Non-racist is not the same as anti-racist: a personal reflection
This is an intensely personal piece, but as a Black British woman, sometimes the best way to make observations on a wider issue is to illustrate it with, and from, a particular perspective. That is why I am writing this.
It has been 2 weeks since the killing of George Floyd. After 3 memorial services across the United States, today is his funeral, after which he will be laid to rest next to his mother – who he called out for as he knew he was dying. He died before our eyes in a truly horrific way. Across America, and around the world, we have seen a mass outpouring of grief and anger. Not just for his death, as shocking and horrendous as that was – but because it wasn’t the first. Perhaps especially because it wasn’t the first.
Some people are asking, “Why are you, as a Black British person, so affected by this? After all, it happened in the U.S.” Because it’s clear, both from the hundreds of thousands of people that have demonstrated peacefully in the UK and around the world and from individual conversations I have had, that this is triggering, an emotional reawakening for many Black people. Most Black people will, thankfully, not be the victim of police brutality or a physical racist attack but the overwhelming majority of us have suffered some form of injustice linked to race.
As a Black woman, I am fortunate to have achieved much in my professional life – as a barrister, an Ombudsman and a judge. Unbelievably, people suggest that is proof that there is no racism. I’m sure they mean well (and it makes them feel better) but what I have achieved has been in spite of that. Still, others believe my professional status protects me from racism. They are completely misguided.
Let me say right away that I know many people have experienced even more distressing examples of racism than those I have listed below, but here are just 3 examples:
- Someone calling me the N-word to my face.
- A taxi driver deliberately refusing to pick me and my elderly mother up after an evening at the Globe Theatre
- When I was working abroad, having flown back for my father’s funeral who had died two days before, my brother and I were stopped by police for no reason driving back from Heathrow. An all too familiar story for many Black people, especially men.

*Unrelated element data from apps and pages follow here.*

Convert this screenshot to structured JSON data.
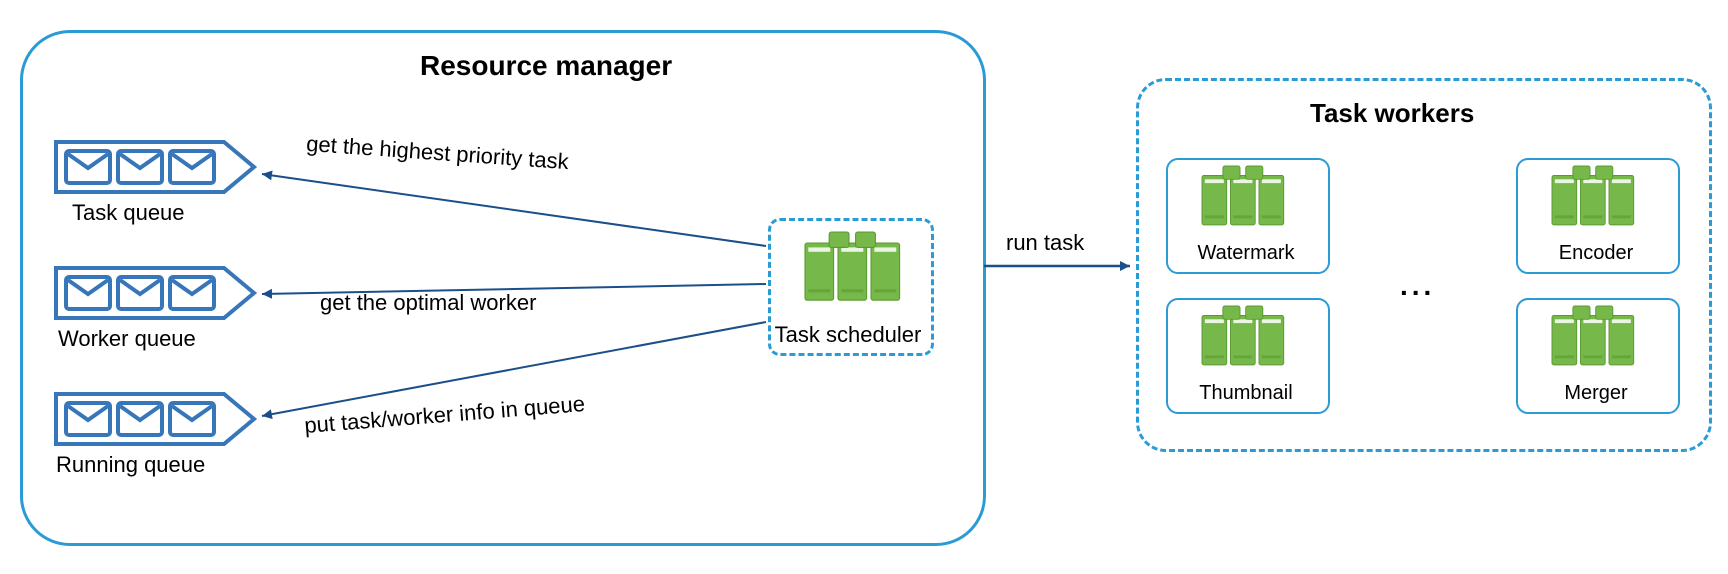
{
  "resource_manager": {
    "title": "Resource manager",
    "queues": [
      {
        "label": "Task queue"
      },
      {
        "label": "Worker queue"
      },
      {
        "label": "Running queue"
      }
    ],
    "scheduler_label": "Task scheduler",
    "edges": {
      "to_task_queue": "get the highest priority task",
      "to_worker_queue": "get the optimal worker",
      "to_running_queue": "put task/worker info in queue"
    }
  },
  "run_task_label": "run task",
  "task_workers": {
    "title": "Task workers",
    "workers": [
      {
        "label": "Watermark"
      },
      {
        "label": "Encoder"
      },
      {
        "label": "Thumbnail"
      },
      {
        "label": "Merger"
      }
    ],
    "ellipsis": "..."
  },
  "colors": {
    "blue": "#2b9bd6",
    "green": "#77b84a",
    "green_dark": "#5a9a32"
  }
}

It is right that the history of Black people in the UK (which, incidentally, predates Windrush) is different to that of Black people in the US. However, when you get Black British people and African-Americans in the same room, we find that our experiences are distressingly similar.
Worse are the microaggressions, which are frequent, deeply corrosive and even damaging to mental health. This can include silence on this particular matter which, along with the pandemic, is the biggest news story currently in the world.
None of this is designed to make White people feel guilty or targeted. Indeed, the one thing that has been clear from all of these protests in every country in which they have taken place is how racially diverse the protests have been. As they should be. Anyone with even a shred of humanity would have been completely sickened by what they saw on that video. But non-racist is not the same as anti-racist. Non-racism is Version 1. Anti-racism is Version 2 – and beyond as it is, and should be, organic and ever-changing and developing, not moribund and fixed. It will make for uncomfortable conversations, particularly around the issue of White privilege. But these honest conversations are necessary, especially if you are confronted with having to think about the issue of race in a much deeper way than you have ever had to before; to get a glimpse into the daily reality of Black people in the UK.
When he left his home that morning, George Floyd had no idea he would never return. At the end of the day, he was a real person – a much loved brother, good friend and a father. In a now heart-breaking video, his 6-year-old daughter Gianna said: “My daddy will change the world”. Sadly he won’t eradicate racism but he has moved the dial on this worldwide. He is now a part of American, and world history. In that way, he has indeed changed the world. But what a terrible, terrible price he has paid. We cannot, all of us, let that be in vain. #blacklivesmatter.
Service Complaints Ombudsman for the Armed Forces